- Take baths with olive oil. This will make your skin smooth and very soft. Add about 4 to 5 tablespoons of olive oil and immerse yourself in a relaxing and moisturizing bath.
- Use olive oil as a makeup remover. Not only are you removing makeup, but you are also nourishing and moisturizing your skin. Apply a little bit of olive oil on a warm damp wash cloth and gently wipe away the makeup from your face. Rinse face with warm water and then cold water. Cold water will help stimulate the blood circulation and close pores.
- Wrinkles, wrinkles go away!! Many years ago, they had no facial creams – their anti-aging cream was olive oil. Olive oil has excellent moisturizing, toning, and antioxidant properties, thanks to the presence of precious substances such as vitamin E, which fights free radicals, Vitamin A, responsible for skin regenerations, and oleic acids, which make the skin soft and elastic, to name a few.

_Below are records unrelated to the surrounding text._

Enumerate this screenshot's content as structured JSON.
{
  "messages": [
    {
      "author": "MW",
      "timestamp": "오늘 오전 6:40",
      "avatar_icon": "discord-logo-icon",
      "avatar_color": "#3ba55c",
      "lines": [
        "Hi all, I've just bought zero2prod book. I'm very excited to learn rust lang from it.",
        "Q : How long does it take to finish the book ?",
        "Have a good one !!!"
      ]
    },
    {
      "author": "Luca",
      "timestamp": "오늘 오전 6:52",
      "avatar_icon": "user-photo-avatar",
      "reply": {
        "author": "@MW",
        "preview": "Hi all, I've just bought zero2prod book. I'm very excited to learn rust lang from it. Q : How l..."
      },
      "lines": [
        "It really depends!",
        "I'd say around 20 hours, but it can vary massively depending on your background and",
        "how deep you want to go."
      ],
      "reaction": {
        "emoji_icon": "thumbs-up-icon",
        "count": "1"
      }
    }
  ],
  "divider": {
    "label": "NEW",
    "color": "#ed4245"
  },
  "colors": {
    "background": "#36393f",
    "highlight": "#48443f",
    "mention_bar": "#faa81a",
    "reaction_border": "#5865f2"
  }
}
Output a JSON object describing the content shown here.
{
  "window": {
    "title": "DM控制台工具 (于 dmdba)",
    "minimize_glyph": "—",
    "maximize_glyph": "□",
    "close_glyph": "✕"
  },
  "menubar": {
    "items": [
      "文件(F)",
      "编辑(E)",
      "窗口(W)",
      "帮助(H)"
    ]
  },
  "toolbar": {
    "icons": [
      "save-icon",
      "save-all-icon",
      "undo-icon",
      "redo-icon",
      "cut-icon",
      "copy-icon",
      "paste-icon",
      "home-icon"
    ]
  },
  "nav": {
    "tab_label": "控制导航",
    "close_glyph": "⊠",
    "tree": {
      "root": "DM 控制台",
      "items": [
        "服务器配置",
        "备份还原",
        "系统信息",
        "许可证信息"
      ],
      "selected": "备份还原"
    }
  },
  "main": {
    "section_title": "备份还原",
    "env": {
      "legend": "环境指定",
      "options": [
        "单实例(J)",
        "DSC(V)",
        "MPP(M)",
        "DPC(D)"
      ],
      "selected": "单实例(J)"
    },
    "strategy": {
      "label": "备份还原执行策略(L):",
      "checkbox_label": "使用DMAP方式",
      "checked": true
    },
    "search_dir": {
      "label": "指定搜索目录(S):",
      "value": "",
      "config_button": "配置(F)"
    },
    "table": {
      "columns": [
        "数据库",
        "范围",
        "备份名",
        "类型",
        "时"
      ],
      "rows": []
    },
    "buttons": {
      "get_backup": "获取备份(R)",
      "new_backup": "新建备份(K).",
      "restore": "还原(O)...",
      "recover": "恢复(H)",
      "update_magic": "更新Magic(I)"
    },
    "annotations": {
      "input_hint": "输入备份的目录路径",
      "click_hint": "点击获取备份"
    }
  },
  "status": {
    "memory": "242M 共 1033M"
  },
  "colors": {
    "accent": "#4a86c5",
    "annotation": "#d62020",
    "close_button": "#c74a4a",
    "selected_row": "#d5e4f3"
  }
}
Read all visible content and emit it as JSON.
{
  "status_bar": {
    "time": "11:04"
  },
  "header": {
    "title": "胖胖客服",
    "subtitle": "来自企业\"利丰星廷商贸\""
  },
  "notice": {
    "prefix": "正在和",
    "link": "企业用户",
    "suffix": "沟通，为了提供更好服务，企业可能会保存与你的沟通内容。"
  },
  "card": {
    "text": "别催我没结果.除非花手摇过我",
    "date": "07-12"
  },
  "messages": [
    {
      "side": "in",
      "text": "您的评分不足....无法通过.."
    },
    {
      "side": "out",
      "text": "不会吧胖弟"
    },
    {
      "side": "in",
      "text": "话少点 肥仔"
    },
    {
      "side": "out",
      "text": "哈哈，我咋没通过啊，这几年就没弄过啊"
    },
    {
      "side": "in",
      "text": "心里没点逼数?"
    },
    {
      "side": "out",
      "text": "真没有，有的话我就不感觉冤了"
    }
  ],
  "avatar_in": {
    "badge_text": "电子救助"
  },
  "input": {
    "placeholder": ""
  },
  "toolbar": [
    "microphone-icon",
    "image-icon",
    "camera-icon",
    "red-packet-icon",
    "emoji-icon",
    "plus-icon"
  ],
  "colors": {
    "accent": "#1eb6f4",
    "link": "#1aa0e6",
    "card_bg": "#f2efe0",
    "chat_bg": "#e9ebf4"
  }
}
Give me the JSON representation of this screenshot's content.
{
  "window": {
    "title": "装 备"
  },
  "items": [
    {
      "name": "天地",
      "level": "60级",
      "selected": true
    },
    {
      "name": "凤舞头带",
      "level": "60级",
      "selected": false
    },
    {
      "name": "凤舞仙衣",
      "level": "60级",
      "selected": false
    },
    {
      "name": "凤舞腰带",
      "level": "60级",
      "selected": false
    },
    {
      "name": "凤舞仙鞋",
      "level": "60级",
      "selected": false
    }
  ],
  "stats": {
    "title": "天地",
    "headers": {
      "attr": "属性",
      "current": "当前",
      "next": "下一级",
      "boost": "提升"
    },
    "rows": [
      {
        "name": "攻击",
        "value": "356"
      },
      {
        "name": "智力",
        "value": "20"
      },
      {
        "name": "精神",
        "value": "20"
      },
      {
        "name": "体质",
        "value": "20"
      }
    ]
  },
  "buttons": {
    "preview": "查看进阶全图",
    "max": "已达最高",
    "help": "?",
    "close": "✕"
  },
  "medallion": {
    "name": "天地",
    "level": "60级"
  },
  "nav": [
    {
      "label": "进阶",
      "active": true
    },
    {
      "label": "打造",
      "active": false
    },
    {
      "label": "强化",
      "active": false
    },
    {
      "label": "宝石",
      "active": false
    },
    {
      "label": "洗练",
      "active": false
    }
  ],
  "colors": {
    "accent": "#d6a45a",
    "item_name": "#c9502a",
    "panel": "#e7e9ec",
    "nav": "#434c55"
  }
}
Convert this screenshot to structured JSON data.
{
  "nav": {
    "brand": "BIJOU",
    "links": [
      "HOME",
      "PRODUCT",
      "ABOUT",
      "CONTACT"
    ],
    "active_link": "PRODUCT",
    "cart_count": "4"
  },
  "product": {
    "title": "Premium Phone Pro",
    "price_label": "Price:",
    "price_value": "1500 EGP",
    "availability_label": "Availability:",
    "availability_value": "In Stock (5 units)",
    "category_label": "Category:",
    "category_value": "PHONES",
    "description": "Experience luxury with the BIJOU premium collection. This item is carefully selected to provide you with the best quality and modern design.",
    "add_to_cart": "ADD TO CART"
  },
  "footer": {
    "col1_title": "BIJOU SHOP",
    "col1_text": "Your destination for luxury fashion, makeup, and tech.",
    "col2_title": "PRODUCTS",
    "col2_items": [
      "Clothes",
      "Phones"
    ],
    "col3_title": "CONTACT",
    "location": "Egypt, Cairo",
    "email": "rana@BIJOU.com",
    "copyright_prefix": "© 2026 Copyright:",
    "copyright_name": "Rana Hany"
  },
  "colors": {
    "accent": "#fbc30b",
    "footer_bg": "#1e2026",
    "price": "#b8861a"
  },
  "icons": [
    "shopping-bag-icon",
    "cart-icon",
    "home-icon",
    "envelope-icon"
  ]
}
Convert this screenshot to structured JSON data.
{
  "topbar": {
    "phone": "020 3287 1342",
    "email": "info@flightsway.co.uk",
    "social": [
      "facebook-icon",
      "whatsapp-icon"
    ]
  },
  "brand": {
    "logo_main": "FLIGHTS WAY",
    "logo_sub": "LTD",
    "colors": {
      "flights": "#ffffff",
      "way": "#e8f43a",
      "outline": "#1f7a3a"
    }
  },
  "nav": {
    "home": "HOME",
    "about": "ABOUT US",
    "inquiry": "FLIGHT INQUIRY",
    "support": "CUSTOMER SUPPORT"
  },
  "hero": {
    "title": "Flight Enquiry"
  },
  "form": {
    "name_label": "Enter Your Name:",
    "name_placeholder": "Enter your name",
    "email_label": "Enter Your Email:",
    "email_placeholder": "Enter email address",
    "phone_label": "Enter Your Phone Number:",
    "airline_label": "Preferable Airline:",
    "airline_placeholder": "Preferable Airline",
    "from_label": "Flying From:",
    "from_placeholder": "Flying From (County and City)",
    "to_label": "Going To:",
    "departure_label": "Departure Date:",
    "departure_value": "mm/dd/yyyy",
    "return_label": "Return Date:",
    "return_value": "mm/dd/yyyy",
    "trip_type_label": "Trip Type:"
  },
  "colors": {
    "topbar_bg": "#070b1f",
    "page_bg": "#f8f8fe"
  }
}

- Olive oil for manicures. Massage a few drops of olive oil on nails and cuticles to soften cuticles and strengthen nails. It also makes your skin softer and more elastic. If after removing nail polish you have stains on your nails, soak your nails in a bowl mixed with olive oil and lemon – this will also strengthen your nails.
- Olive oil for shaving. If you have sensitive skin, dip the razor in olive oil and shave. Alternatively, you can grease your hands and gently massage the area to be shaved. This will allow the skin to absorb all the nutrients of the olive oil.
- Use for strains, muscle/joint pain, and insect bites. Heat the olive oil and massage those areas for a few minutes. This will help to relax the muscles and relieve pain.
- For bad breath: Mix a teaspoon of olive oil with a teaspoon of lemon, and take on an empty stomach.
- For dry and tangled hair. If you have dry, tangled hair, warm the olive oil, and add to your entire head of hair, while messaging the scalp. Not only will it untangle your hair, but olive oil with protect it, nourish it, make it shinier and brighter, as well as moisturize your scalp.
- Olive oil for the Evil Eye – better known as “Malocchio”. Still very much a tradition in Italy, as well as in my family. Fortunately, my mom was trained to do this many years ago in her mountain village hometown outside of Naples, Italy….even my friends come to see her! The ‘malocchio’ (mal=bad, occhio=eye) is believed to be caused by the bad thoughts of other people – especially envy. It’s said that you never know who is giving you the malocchio, but usually it’s someone who is fairly close to you. My mom uses a dish of water into which she drops olive oil from her finger. There is a prayer ritual that goes along with this. When you have many spots of oil clumped together or the oil completely disappears once it hits the water, then you have a problem with malocchio. Water and oil don’t mix, so you would be amazed when this happens!
- Loosen up screws: My uncle builds homes and when he needs to loosen up a screw, he adds olive oil.
- Remove splinters: just add olive oil on the splinter. This will soften the skin and make it easier to extract by squeezing.
- And one of my favorites, olive oil for light! Years ago, in the mountains, outside of Naples, they did not have electricity. My mom told me that at night, they would take wax, a tassel, and add olive oil – the candle would burn all night.
Olive oil….it’s not just for cooking!